In your own space, share a favorite piece of original canon (a TV episode, a song, a favorite interview, a book, a scene from a movie, etc) and explain why you love it so much. Leave a comment in this post saying you did it. Include a link to your post if you feel comfortable doing so.
I could wax poetic about my favorite Doctor Who episodes - "Human Nature"/"Family of Blood", of course, or "Midnight", or "The Caves of Androzani", or "The Ark in Space" - but I could do that any day (and just might, without warning!). I could also talk about audios, but you've probably already heard me gush about "Peri and the Piscon Paradox", "The Chimes of Midnight", and "The Kingmaker". So, let's try something different.
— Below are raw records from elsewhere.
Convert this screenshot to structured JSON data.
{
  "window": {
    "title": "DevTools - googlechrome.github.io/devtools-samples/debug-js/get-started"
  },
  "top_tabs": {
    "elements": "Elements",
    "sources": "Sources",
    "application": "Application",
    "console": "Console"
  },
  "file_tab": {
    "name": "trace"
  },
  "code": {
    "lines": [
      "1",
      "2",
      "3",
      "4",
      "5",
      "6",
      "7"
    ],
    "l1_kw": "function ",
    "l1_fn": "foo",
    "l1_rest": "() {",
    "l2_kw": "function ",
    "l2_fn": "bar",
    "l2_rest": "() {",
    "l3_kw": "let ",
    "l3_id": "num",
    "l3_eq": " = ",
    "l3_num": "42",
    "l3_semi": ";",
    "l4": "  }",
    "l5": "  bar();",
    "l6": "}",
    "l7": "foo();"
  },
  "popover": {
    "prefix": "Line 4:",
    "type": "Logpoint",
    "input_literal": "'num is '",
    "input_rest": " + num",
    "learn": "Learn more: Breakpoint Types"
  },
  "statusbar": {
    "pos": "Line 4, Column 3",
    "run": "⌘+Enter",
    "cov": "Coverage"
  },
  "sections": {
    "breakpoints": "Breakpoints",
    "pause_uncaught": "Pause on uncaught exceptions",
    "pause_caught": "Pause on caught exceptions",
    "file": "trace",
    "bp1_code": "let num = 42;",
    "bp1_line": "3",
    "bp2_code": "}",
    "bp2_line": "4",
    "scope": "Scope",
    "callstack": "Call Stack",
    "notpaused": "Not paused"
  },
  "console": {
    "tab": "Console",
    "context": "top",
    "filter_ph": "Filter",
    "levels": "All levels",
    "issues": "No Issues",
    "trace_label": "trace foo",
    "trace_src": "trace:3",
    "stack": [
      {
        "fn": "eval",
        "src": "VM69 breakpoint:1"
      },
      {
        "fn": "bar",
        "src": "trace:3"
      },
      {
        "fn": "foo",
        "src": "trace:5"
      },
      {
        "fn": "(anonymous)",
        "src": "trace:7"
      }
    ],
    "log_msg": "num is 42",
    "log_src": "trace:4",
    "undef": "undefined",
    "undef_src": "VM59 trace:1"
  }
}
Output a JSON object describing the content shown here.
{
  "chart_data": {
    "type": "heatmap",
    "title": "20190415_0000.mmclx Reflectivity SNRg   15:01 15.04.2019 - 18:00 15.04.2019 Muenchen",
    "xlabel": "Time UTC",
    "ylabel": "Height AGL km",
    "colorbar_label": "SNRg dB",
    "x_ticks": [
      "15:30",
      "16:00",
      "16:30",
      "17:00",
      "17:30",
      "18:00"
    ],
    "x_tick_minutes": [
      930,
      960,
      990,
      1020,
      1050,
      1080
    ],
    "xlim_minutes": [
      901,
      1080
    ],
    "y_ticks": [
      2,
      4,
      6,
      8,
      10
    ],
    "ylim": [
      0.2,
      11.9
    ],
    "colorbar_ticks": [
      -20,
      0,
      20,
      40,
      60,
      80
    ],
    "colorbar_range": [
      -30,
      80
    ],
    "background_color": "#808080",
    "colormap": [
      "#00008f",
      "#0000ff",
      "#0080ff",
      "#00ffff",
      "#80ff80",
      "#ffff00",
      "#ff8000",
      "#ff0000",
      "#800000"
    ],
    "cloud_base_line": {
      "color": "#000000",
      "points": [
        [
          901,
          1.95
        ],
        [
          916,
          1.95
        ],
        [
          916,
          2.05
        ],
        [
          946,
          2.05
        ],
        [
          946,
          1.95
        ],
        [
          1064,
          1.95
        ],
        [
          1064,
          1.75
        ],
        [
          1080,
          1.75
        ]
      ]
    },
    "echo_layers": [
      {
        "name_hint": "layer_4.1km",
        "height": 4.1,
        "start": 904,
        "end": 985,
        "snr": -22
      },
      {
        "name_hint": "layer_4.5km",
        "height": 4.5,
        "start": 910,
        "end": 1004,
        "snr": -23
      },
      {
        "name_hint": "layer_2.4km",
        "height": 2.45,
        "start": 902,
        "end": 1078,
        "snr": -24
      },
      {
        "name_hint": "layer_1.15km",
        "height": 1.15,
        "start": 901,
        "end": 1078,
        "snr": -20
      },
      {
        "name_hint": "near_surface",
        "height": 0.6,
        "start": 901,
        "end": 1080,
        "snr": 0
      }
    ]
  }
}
My favorite Murray Gold composition, other than the Series 2 version of the Doctor Who main theme, is "The Doctor Forever". Not a common choice, I know; most people love "The Doctor's Theme" or "I Am the Doctor". Certainly nothing is as memorable as "I Am the Doctor", but then that might be because they really kind of beat that song into the ground during Eleven's run.
"The Doctor Forever" consists of two parts. The first part begins with a soprano solo, a slow aria similar to the one in "The Doctor's Theme" which is then repeated by the rest of the orchestra. This is often played during scenes in which the Tenth Doctor is sad. (Cue joke about it playing constantly throughout his whole run...) Then, then second part is an action piece, normally played when the Doctor is running to save the day. One notable instance of this is in "Gridlock", when the Doctor finally decides it's time to take action and starts jumping from car to car: the music played then is the second half of "The Doctor Forever".
The beauty of the piece is that both parts - the aria and the action - are the same melody, interpreted for different purposes; in other words, it's the same Doctor, but in different situations. The piece is specific to the Tenth Doctor, which is unusual (even "I Am the Doctor" is not originally from Eleven's run - it debuted in series 4), and it feels very Ten - more symphonic and lacking the (very appropriate) jazzy feel of Eleven's music.